Ergonomics is vitally important to your station’s future success. A well designed, ergonomically-correct, broadcast facility will be more efficient and you should benefit by being more profitable due to this efficiency.

You will be able to reduce costs due to staff illness and injury. A well designed facility is a healthier and safer place to work.. The comfort level of your staff will also be greatly improved with an ergonomically designed environment, so your staff will be happier too.

You should be able to plan your space, HVAC, lighting, and resources much better and save monies as a result.

The practice of good ergonomic design is part the future. It is one of several tools that you will need to get through this time of chaotic change.
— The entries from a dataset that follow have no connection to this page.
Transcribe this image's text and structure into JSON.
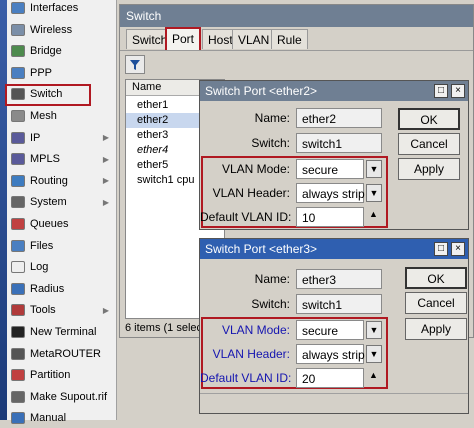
{
  "sidebar": {
    "items": [
      {
        "label": "Interfaces",
        "icon": "interfaces-icon",
        "color": "#4a7fc1",
        "submenu": false
      },
      {
        "label": "Wireless",
        "icon": "wireless-icon",
        "color": "#7b8fa8",
        "submenu": false
      },
      {
        "label": "Bridge",
        "icon": "bridge-icon",
        "color": "#4d8a4d",
        "submenu": false
      },
      {
        "label": "PPP",
        "icon": "ppp-icon",
        "color": "#4a7fc1",
        "submenu": false
      },
      {
        "label": "Switch",
        "icon": "switch-icon",
        "color": "#555555",
        "submenu": false
      },
      {
        "label": "Mesh",
        "icon": "mesh-icon",
        "color": "#8a8a8a",
        "submenu": false
      },
      {
        "label": "IP",
        "icon": "ip-icon",
        "color": "#5a5a9a",
        "submenu": true
      },
      {
        "label": "MPLS",
        "icon": "mpls-icon",
        "color": "#5a5a9a",
        "submenu": true
      },
      {
        "label": "Routing",
        "icon": "routing-icon",
        "color": "#3e7cc0",
        "submenu": true
      },
      {
        "label": "System",
        "icon": "system-icon",
        "color": "#666666",
        "submenu": true
      },
      {
        "label": "Queues",
        "icon": "queues-icon",
        "color": "#c04040",
        "submenu": false
      },
      {
        "label": "Files",
        "icon": "files-icon",
        "color": "#4a7fc1",
        "submenu": false
      },
      {
        "label": "Log",
        "icon": "log-icon",
        "color": "#eeeeee",
        "submenu": false
      },
      {
        "label": "Radius",
        "icon": "radius-icon",
        "color": "#3a70b8",
        "submenu": false
      },
      {
        "label": "Tools",
        "icon": "tools-icon",
        "color": "#b03a3a",
        "submenu": true
      },
      {
        "label": "New Terminal",
        "icon": "terminal-icon",
        "color": "#222222",
        "submenu": false
      },
      {
        "label": "MetaROUTER",
        "icon": "metarouter-icon",
        "color": "#555555",
        "submenu": false
      },
      {
        "label": "Partition",
        "icon": "partition-icon",
        "color": "#c04040",
        "submenu": false
      },
      {
        "label": "Make Supout.rif",
        "icon": "supout-icon",
        "color": "#666666",
        "submenu": false
      },
      {
        "label": "Manual",
        "icon": "manual-icon",
        "color": "#3a70b8",
        "submenu": false
      }
    ]
  },
  "switch_window": {
    "title": "Switch",
    "tabs": [
      "Switch",
      "Port",
      "Host",
      "VLAN",
      "Rule"
    ],
    "active_tab": "Port",
    "list_header": "Name",
    "rows": [
      "ether1",
      "ether2",
      "ether3",
      "ether4",
      "ether5",
      "switch1 cpu"
    ],
    "selected_row": "ether2",
    "italic_row": "ether4",
    "status": "6 items (1 selec"
  },
  "dialog1": {
    "title": "Switch Port <ether2>",
    "name_label": "Name:",
    "name_value": "ether2",
    "switch_label": "Switch:",
    "switch_value": "switch1",
    "vlan_mode_label": "VLAN Mode:",
    "vlan_mode_value": "secure",
    "vlan_header_label": "VLAN Header:",
    "vlan_header_value": "always strip",
    "default_vlan_label": "Default VLAN ID:",
    "default_vlan_value": "10",
    "ok": "OK",
    "cancel": "Cancel",
    "apply": "Apply"
  },
  "dialog2": {
    "title": "Switch Port <ether3>",
    "name_label": "Name:",
    "name_value": "ether3",
    "switch_label": "Switch:",
    "switch_value": "switch1",
    "vlan_mode_label": "VLAN Mode:",
    "vlan_mode_value": "secure",
    "vlan_header_label": "VLAN Header:",
    "vlan_header_value": "always strip",
    "default_vlan_label": "Default VLAN ID:",
    "default_vlan_value": "20",
    "ok": "OK",
    "cancel": "Cancel",
    "apply": "Apply"
  },
  "colors": {
    "highlight_red": "#b01922",
    "dialog1_title_bg": "#6f7f93",
    "dialog2_title_bg": "#2f5fb0",
    "label_blue": "#1515b0"
  }
}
In order to survive “this period of such a major and dynamic shift within the broadcast industry”, we all will need to embrace any and every tool, old or new, to aid in our defence. Good ergonomic design is a very useful tool indeed.

This list of ergonomic considerations is an excerpt from a selection found in a book called, “Ergonomics for Beginners: A quick Reference Guide”. It was written by J. Dul and B. Weerdmeester and was originally published in 1963 under the title, “Vademecum Ergonomie”. It is currently in the second printing of its ninth, entirely revised, edition. A translated version (English) is published by Taylor and Francis Limited and is affordably priced. The ISBN is 0-7484-0079-6. It is highly recommended for the readers to pick up a copy for their own future reference.


Michael Martin has more than 35 years of experience in broadband networks, optical fibre, wireless and digital communications technologies. He is a Senior Executive Consultant with IBM’s Global Center of Excellence for Energy and Utilities. He was previously a founding partner and President of MICAN Communications and earlier was President of Comlink Systems Limited and Ensat Broadcast Services, Inc., both divisions of Cygnal Technologies Corporation. He holds three Masters level degrees, in business (MBA), communication (MA), and education (MEd). As well, he has diplomas and certifications in business, computer programming, internetworking, project management, media, photography, and communication technology.